▶ **What the exercise asks**
In your answer, print every record exactly as it is written.
+++
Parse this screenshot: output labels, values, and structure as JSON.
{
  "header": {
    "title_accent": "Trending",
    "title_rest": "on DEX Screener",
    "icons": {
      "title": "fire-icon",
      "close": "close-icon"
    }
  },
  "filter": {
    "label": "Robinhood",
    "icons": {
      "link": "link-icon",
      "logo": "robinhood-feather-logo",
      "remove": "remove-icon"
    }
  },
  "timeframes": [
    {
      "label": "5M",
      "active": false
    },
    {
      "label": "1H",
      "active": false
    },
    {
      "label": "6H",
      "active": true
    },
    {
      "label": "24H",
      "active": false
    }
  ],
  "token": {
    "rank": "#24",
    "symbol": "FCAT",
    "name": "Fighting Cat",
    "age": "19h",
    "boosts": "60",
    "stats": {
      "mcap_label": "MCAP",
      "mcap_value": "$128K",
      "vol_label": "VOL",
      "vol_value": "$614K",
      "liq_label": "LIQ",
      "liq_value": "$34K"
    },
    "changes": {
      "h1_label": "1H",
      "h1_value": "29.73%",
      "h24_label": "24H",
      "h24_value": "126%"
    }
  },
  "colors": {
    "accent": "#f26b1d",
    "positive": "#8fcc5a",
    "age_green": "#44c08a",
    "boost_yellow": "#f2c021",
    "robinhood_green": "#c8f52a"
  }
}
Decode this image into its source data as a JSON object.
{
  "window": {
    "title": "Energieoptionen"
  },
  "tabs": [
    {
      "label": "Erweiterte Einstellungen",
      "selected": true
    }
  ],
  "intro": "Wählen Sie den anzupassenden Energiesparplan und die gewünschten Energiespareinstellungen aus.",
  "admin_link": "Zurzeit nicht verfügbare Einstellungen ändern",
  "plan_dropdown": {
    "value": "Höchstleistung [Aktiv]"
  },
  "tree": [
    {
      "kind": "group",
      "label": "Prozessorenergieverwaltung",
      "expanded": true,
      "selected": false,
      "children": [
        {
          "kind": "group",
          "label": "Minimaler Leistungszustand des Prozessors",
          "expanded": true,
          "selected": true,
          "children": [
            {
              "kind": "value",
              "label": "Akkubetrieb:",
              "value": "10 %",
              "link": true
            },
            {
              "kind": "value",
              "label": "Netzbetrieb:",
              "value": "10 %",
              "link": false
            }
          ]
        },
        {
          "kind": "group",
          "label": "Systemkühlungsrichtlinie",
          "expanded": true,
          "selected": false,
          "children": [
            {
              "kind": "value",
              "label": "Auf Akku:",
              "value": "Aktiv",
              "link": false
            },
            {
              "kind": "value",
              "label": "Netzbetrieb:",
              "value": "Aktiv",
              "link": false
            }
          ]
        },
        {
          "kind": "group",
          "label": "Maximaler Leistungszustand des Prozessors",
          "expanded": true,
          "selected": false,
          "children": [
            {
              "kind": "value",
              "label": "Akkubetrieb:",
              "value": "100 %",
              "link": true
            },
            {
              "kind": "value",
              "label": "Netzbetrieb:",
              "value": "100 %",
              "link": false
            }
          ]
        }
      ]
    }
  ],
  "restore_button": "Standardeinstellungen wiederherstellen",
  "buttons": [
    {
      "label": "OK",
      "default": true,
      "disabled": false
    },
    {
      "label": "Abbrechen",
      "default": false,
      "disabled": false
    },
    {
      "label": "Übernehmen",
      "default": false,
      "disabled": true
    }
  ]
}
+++
▶ **Expected answer**
Parse this screenshot: output labels, values, and structure as JSON.
{
  "header": {
    "title_accent": "Trending",
    "title_rest": "on DEX Screener",
    "icons": {
      "title": "fire-icon",
      "close": "close-icon"
    }
  },
  "filter": {
    "label": "Robinhood",
    "icons": {
      "link": "link-icon",
      "logo": "robinhood-feather-logo",
      "remove": "remove-icon"
    }
  },
  "timeframes": [
    {
      "label": "5M",
      "active": false
    },
    {
      "label": "1H",
      "active": false
    },
    {
      "label": "6H",
      "active": true
    },
    {
      "label": "24H",
      "active": false
    }
  ],
  "token": {
    "rank": "#24",
    "symbol": "FCAT",
    "name": "Fighting Cat",
    "age": "19h",
    "boosts": "60",
    "stats": {
      "mcap_label": "MCAP",
      "mcap_value": "$128K",
      "vol_label": "VOL",
      "vol_value": "$614K",
      "liq_label": "LIQ",
      "liq_value": "$34K"
    },
    "changes": {
      "h1_label": "1H",
      "h1_value": "29.73%",
      "h24_label": "24H",
      "h24_value": "126%"
    }
  },
  "colors": {
    "accent": "#f26b1d",
    "positive": "#8fcc5a",
    "age_green": "#44c08a",
    "boost_yellow": "#f2c021",
    "robinhood_green": "#c8f52a"
  }
}
Decode this image into its source data as a JSON object.
{
  "window": {
    "title": "Energieoptionen"
  },
  "tabs": [
    {
      "label": "Erweiterte Einstellungen",
      "selected": true
    }
  ],
  "intro": "Wählen Sie den anzupassenden Energiesparplan und die gewünschten Energiespareinstellungen aus.",
  "admin_link": "Zurzeit nicht verfügbare Einstellungen ändern",
  "plan_dropdown": {
    "value": "Höchstleistung [Aktiv]"
  },
  "tree": [
    {
      "kind": "group",
      "label": "Prozessorenergieverwaltung",
      "expanded": true,
      "selected": false,
      "children": [
        {
          "kind": "group",
          "label": "Minimaler Leistungszustand des Prozessors",
          "expanded": true,
          "selected": true,
          "children": [
            {
              "kind": "value",
              "label": "Akkubetrieb:",
              "value": "10 %",
              "link": true
            },
            {
              "kind": "value",
              "label": "Netzbetrieb:",
              "value": "10 %",
              "link": false
            }
          ]
        },
        {
          "kind": "group",
          "label": "Systemkühlungsrichtlinie",
          "expanded": true,
          "selected": false,
          "children": [
            {
              "kind": "value",
              "label": "Auf Akku:",
              "value": "Aktiv",
              "link": false
            },
            {
              "kind": "value",
              "label": "Netzbetrieb:",
              "value": "Aktiv",
              "link": false
            }
          ]
        },
        {
          "kind": "group",
          "label": "Maximaler Leistungszustand des Prozessors",
          "expanded": true,
          "selected": false,
          "children": [
            {
              "kind": "value",
              "label": "Akkubetrieb:",
              "value": "100 %",
              "link": true
            },
            {
              "kind": "value",
              "label": "Netzbetrieb:",
              "value": "100 %",
              "link": false
            }
          ]
        }
      ]
    }
  ],
  "restore_button": "Standardeinstellungen wiederherstellen",
  "buttons": [
    {
      "label": "OK",
      "default": true,
      "disabled": false
    },
    {
      "label": "Abbrechen",
      "default": false,
      "disabled": false
    },
    {
      "label": "Übernehmen",
      "default": false,
      "disabled": true
    }
  ]
}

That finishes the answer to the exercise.